In principle, the distinction between nihonga and seiyōga was based on the medium and the presumed set of traditions and masters each mode was indebted to, not on painter's nationality or the painting's subject matter. Both categories reflect a Japan-centric view of global art in the time of empire. Nihonga often artists took up styles of the Kano School, Rinpa School, Maruyama Shijō School, Yamato-e, and Ukiyo-e in their works. Generally, nihonga was viewed as distinct from literati painting. However, some modern nihonga artists did incorporate literati painting into their artistic practice; also, paintings in the literati tradition were displayed in the nihonga division at the salon.
Konoshima Ōkoku's "Drizzling Shower of Rain" is an example of nihonga. This work was on display at the first Ministry of Education Fine Arts Exhibition in 1907. It is a pair of six-fold screens depicting deer wading through wet grasses. Associations of the subject matter with autumn match the salon season of October. Konoshima Ōkoku's masterful brushwork received much acclaim. The work won a prize and the Ministry of Education purchased it for a prospective art museum. In 1922, the Ministry loaned it for display at a major exhibition of Japanese historic and contemporary art held at the Grand Palais in Paris.

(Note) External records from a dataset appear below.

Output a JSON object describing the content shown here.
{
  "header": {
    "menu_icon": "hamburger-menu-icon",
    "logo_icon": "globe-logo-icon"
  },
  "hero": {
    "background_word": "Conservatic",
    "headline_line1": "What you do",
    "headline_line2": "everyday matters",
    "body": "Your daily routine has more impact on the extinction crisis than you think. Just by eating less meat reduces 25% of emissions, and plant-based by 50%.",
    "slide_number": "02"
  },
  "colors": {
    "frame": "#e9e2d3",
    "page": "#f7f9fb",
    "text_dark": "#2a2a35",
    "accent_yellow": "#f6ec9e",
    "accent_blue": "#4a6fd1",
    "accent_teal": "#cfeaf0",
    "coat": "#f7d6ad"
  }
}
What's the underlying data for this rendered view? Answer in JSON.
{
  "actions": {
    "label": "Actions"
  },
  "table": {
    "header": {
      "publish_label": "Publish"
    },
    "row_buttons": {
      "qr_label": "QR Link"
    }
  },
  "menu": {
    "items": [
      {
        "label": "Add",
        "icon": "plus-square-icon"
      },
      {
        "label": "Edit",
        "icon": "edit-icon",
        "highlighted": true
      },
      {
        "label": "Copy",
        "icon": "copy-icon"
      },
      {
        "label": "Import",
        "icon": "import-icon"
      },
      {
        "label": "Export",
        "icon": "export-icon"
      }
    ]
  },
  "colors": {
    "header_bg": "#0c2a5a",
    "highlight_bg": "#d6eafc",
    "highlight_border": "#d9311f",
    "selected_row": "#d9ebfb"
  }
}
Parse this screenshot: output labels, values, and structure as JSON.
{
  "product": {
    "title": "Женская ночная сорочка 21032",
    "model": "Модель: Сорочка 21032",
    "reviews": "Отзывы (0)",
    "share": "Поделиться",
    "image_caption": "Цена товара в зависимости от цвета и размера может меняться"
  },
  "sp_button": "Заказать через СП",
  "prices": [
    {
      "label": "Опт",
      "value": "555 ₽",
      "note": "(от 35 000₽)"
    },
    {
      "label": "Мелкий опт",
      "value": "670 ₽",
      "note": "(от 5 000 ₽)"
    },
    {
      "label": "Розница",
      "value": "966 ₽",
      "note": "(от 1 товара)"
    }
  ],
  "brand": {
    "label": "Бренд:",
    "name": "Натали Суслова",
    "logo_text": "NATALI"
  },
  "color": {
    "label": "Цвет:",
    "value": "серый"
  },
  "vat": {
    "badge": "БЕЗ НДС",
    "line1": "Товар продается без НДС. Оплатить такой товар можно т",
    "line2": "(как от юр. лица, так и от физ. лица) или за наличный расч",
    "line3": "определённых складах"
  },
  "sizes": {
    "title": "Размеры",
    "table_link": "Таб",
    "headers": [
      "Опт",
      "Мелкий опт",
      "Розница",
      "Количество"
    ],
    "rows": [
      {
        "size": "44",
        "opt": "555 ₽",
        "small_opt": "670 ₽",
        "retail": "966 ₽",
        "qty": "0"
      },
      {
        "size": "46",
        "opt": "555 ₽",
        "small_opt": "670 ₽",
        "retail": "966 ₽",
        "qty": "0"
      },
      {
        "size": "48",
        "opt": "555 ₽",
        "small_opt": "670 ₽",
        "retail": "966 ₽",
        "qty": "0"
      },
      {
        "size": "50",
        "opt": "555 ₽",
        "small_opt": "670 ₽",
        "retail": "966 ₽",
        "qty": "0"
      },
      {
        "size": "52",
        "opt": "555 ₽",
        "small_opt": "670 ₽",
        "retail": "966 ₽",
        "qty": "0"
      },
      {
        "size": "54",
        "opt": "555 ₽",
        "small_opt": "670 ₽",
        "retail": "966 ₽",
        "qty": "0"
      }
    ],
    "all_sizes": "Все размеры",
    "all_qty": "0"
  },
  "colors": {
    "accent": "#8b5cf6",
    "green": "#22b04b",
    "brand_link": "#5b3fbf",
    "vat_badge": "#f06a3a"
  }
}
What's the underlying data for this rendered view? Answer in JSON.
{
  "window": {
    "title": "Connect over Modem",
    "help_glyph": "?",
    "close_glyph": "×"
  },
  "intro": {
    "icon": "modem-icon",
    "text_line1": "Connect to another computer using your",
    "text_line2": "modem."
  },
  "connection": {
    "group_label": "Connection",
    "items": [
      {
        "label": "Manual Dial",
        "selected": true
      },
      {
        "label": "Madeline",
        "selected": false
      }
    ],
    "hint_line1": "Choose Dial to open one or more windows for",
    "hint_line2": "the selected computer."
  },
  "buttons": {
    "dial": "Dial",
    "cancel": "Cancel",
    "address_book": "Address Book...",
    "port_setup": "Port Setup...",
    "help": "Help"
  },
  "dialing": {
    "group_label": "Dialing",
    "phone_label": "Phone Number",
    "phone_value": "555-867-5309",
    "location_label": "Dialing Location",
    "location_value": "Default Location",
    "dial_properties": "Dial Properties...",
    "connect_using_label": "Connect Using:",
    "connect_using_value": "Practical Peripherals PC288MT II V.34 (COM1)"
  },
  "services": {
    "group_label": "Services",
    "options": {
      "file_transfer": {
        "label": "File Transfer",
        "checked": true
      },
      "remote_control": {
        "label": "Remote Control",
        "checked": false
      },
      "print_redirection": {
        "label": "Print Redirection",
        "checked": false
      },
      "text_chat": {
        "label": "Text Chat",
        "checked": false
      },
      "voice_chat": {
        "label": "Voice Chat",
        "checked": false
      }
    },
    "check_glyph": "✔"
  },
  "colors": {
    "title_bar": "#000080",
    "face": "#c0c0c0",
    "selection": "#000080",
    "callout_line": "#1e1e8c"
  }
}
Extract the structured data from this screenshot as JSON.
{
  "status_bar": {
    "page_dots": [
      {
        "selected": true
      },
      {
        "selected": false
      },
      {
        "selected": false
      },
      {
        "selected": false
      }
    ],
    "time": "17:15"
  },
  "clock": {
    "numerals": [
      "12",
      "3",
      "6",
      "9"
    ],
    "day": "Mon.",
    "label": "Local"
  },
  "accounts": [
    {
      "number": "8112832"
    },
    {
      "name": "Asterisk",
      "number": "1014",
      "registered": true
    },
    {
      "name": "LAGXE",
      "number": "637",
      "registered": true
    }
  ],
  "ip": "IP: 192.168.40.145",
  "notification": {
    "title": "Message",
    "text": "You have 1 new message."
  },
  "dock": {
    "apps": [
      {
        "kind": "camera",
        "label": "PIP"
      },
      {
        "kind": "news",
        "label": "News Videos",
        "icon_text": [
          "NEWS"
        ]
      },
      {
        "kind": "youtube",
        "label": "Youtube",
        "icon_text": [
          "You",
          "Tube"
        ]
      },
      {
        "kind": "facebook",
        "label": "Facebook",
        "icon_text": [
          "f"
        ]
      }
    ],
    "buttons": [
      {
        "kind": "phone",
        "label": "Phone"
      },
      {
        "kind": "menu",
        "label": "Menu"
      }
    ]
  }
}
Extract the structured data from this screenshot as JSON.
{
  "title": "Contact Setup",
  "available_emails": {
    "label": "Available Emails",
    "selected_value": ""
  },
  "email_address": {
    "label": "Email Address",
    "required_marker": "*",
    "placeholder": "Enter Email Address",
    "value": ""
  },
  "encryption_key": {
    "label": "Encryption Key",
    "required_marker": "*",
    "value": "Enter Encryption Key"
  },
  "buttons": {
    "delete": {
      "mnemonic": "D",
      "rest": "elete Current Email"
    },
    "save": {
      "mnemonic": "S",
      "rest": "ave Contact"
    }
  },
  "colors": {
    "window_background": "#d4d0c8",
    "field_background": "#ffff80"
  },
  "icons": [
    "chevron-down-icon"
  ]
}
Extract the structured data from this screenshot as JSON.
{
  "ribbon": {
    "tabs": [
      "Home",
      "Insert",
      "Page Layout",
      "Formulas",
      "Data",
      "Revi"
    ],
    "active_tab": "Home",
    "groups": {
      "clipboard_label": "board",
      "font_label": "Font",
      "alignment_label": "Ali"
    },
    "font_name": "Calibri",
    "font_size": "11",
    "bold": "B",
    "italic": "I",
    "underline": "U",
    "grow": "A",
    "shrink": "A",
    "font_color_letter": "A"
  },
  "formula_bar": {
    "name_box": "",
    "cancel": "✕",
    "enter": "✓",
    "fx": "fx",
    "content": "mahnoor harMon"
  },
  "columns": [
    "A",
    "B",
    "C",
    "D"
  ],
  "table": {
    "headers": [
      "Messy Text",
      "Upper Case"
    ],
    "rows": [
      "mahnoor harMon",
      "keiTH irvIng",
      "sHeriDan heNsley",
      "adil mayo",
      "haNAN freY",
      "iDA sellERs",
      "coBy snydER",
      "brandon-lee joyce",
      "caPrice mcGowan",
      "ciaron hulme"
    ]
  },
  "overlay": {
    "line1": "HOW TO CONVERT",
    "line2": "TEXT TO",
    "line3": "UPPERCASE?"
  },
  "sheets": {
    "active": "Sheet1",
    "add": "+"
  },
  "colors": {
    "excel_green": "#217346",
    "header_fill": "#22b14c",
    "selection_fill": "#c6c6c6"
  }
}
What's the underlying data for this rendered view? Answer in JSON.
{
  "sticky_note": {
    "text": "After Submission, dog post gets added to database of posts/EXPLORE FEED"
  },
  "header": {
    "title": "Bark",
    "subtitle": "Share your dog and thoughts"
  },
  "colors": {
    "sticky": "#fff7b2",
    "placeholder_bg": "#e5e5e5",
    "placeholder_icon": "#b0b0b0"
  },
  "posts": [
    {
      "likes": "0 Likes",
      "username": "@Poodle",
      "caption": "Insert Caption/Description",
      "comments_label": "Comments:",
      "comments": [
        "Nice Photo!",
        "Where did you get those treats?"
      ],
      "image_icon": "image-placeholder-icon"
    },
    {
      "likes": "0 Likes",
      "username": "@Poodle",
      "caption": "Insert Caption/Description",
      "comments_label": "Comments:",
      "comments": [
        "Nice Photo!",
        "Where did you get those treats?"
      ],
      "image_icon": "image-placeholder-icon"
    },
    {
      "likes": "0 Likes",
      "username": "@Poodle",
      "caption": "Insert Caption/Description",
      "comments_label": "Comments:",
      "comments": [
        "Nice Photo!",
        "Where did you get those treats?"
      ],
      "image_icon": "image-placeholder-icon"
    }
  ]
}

In 1923, Ōkoku's screens traveled to Seoul as one of the model works for the second Korea Fine Arts Exhibition.
In certain contexts, artists and critics used the term nihonga as a synonym of tōyōga, or "East Asian Painting." The equivalent of nihonga in Taiwan and Korea and a counterpart to seiyōga came to be known as tōyōga. By the 1930s, some artists from Korea and Taiwan, like Guo Xuehu, came to work in the medium of nihonga.
See discussion of Guo Xuehu's art to better understand the relationship of nihonga and tōyōga.